He finds only five people willing to join the team. He is aided in his efforts by Russell's sister Elizabeth, who feels that her brother mistreated the villagers; as she teaches them the rules of the game, she falls in love with Bhuvan, much to the anguish of Gauri, in love with him. After Bhuvan reciprocates Gauri's feelings, the woodcutter Lakha, in love with Gauri, grows jealous of Bhuvan and becomes a spy for Russell, he orders Lakha to join the villagers' team but not contribute in any way. The villagers realise that winning equals freedom and one by one, they join the team. Short one player, Bhuvan invites an untouchable, who can bowl spin; the villagers, conditioned by long-term prejudice against Dalits, refuse to play if Kachra joins the team. Bhuvan convinces them to accept Kachra. On the first day, Russell wins the toss and elects to bat, giving the British officers a strong start. Bhuvan brings Kachra to bowl only to find that Kachra has somehow lost his ability to spin the ball — new cricket balls do not spin as well as worn-down ones.
In addition, as part of his agreement with Russell, Lakha deliberately drops many catches. That evening, Elizabeth notices Lakha meeting with Russell and informs Bhuvan of Lakha's deception. Rather than allow the villagers to kill him, Bhuvan offers Lakha the chance to redeem himself; the next day Lakha redeems himself by taking a diving one-handed catch. However, the British score 295 runs. Kachra is brought back to bowl with a now-worn ball, takes a hat-trick, which sparks the collapse of the British batting side; the villagers soon start their innings. Bhuvan and Deva, a Sikh who has played cricket earlier when he was a British sepoy, give their team a solid start. Deva misses out on his half-century when a straight-drive from Bhuvan ricochets off the bowler's hand onto the stumps at the non-striker's end, where Deva is backing up too far; when Lakha comes on to bat, he falls onto his stumps. Other batsmen get out rashly trying to score a boundary off each delivery. Ismail retires hurt; the villagers' team ends the day with four batsmen out of action with a third of the required runs on board.

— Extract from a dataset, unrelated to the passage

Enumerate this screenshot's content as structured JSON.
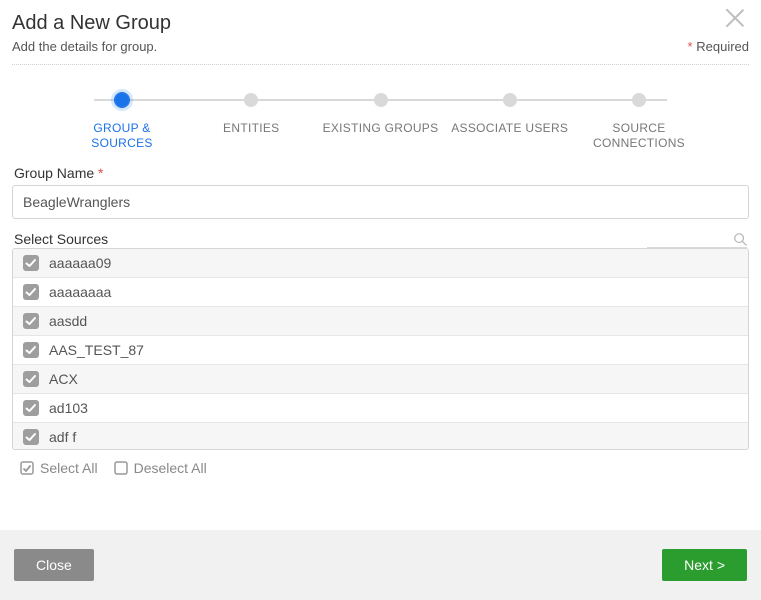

In desperation, the villagers pray for success. On the third and final day, Bhuvan passes his century, while most of the wickets fall. Ismail returns to bat with the help of a runner and passes his half-century, reducing the target to 30 runs of 18 balls; the game comes down to the last over with Kachra on strike. With one ball remaining and the team down five runs, Kachra knocks the ball a short distance, managing a single. However, the umpire signals no-ball. Bhuvan hits the ball high in the air towards the boundary. Russell runs backwards and catches it, believing that his team has won, until he realises that he has caught the ball beyond the boundary, giving six runs, therefore victory, to Bhuvan's team; as they celebrate the victory, the drought ends as a rainstorm erupts. Bhuvan's defeat of the British team leads to the disbanding of the cantonment. In addition, Russell is forced to pay the taxes for the whole province and is transferred to Central Africa. After realizing that Bhuvan loves Gauri, Elizabeth returns to London.

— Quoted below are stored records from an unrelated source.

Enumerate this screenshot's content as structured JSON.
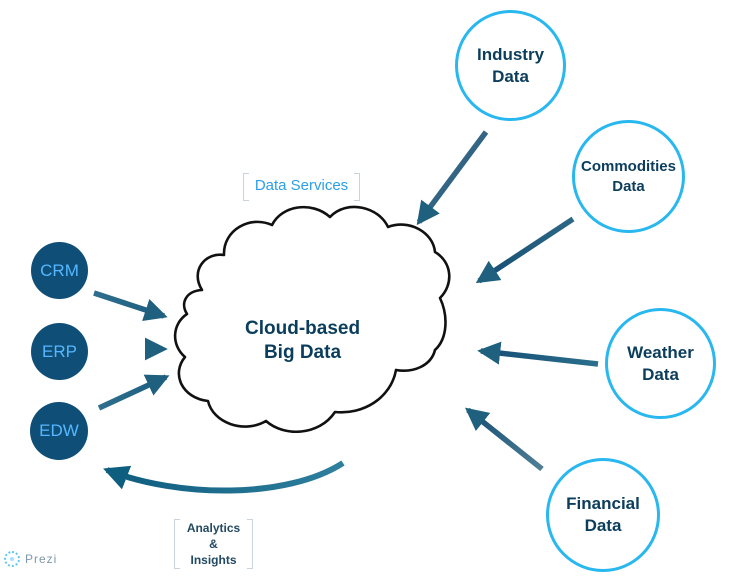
{
  "diagram": {
    "center_label_line_1": "Cloud-based",
    "center_label_line_2": "Big Data",
    "top_label": "[Data Services]",
    "top_label_text": "Data Services",
    "bottom_label_line_1": "Analytics",
    "bottom_label_line_2": "&",
    "bottom_label_line_3": "Insights"
  },
  "left_sources": [
    {
      "label": "CRM"
    },
    {
      "label": "ERP"
    },
    {
      "label": "EDW"
    }
  ],
  "right_sources": [
    {
      "line_1": "Industry",
      "line_2": "Data"
    },
    {
      "line_1": "Commodities",
      "line_2": "Data"
    },
    {
      "line_1": "Weather",
      "line_2": "Data"
    },
    {
      "line_1": "Financial",
      "line_2": "Data"
    }
  ],
  "brand": {
    "name": "Prezi",
    "icon": "prezi-logo-icon",
    "accent_color": "#63c7f1"
  },
  "colors": {
    "dark_node_fill": "#0f4f77",
    "dark_node_text": "#55b7ff",
    "outline_node_border": "#29b7ef",
    "arrow_color": "#1f607e",
    "cloud_stroke": "#111111",
    "text_primary": "#0b3d5c"
  }
}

Heartbroken, she remains unmarried for the rest of her life. It is revealed, during the epilogue, that Gauri get married, but despite the his